---------- Working data
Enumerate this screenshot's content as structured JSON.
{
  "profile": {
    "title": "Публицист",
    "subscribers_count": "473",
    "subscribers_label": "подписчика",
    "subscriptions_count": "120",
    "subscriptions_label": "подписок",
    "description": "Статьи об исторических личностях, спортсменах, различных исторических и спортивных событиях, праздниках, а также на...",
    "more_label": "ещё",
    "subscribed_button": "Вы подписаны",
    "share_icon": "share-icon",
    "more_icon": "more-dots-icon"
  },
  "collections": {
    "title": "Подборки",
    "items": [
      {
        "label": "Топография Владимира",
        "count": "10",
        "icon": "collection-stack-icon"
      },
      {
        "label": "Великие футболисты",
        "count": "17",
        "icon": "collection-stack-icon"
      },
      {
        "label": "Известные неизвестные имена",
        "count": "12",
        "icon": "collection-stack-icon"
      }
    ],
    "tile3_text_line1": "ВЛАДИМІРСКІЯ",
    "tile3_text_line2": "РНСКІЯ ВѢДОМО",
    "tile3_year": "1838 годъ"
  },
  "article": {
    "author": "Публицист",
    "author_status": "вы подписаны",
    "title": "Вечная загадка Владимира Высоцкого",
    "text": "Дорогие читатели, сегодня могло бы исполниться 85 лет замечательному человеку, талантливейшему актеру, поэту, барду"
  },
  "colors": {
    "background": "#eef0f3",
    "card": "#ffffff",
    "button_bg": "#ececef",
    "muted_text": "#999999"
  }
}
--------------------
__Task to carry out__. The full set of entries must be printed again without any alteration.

__Problem solution__.
Enumerate this screenshot's content as structured JSON.
{
  "profile": {
    "title": "Публицист",
    "subscribers_count": "473",
    "subscribers_label": "подписчика",
    "subscriptions_count": "120",
    "subscriptions_label": "подписок",
    "description": "Статьи об исторических личностях, спортсменах, различных исторических и спортивных событиях, праздниках, а также на...",
    "more_label": "ещё",
    "subscribed_button": "Вы подписаны",
    "share_icon": "share-icon",
    "more_icon": "more-dots-icon"
  },
  "collections": {
    "title": "Подборки",
    "items": [
      {
        "label": "Топография Владимира",
        "count": "10",
        "icon": "collection-stack-icon"
      },
      {
        "label": "Великие футболисты",
        "count": "17",
        "icon": "collection-stack-icon"
      },
      {
        "label": "Известные неизвестные имена",
        "count": "12",
        "icon": "collection-stack-icon"
      }
    ],
    "tile3_text_line1": "ВЛАДИМІРСКІЯ",
    "tile3_text_line2": "РНСКІЯ ВѢДОМО",
    "tile3_year": "1838 годъ"
  },
  "article": {
    "author": "Публицист",
    "author_status": "вы подписаны",
    "title": "Вечная загадка Владимира Высоцкого",
    "text": "Дорогие читатели, сегодня могло бы исполниться 85 лет замечательному человеку, талантливейшему актеру, поэту, барду"
  },
  "colors": {
    "background": "#eef0f3",
    "card": "#ffffff",
    "button_bg": "#ececef",
    "muted_text": "#999999"
  }
}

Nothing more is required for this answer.